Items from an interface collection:
_ _ _ _ _

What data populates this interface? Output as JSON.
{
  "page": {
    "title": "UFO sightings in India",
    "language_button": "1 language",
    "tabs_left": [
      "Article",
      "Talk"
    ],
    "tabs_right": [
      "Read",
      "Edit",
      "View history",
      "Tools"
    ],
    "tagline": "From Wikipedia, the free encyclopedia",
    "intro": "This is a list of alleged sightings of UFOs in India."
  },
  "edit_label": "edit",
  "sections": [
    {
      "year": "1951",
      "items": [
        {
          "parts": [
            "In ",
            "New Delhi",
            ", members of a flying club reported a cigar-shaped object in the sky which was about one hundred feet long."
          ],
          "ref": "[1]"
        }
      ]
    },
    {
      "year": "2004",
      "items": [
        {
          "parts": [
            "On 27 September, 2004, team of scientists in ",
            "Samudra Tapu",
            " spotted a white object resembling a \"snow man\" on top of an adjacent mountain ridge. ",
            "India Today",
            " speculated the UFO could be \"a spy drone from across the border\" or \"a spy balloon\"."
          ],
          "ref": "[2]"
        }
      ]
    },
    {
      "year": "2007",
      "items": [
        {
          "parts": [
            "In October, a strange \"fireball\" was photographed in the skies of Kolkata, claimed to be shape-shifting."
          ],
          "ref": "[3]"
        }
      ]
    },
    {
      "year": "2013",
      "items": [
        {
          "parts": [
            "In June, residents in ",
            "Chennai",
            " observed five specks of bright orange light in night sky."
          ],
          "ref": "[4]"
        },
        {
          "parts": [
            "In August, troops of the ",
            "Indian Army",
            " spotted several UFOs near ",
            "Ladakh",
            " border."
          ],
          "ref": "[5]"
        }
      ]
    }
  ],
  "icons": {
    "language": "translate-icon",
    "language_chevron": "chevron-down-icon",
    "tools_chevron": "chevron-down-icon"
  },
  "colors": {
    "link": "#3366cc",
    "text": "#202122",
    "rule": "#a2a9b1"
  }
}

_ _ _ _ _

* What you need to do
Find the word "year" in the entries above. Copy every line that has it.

* Result
      "year": "1951",
      "year": "2004",
      "year": "2007",
      "year": "2013",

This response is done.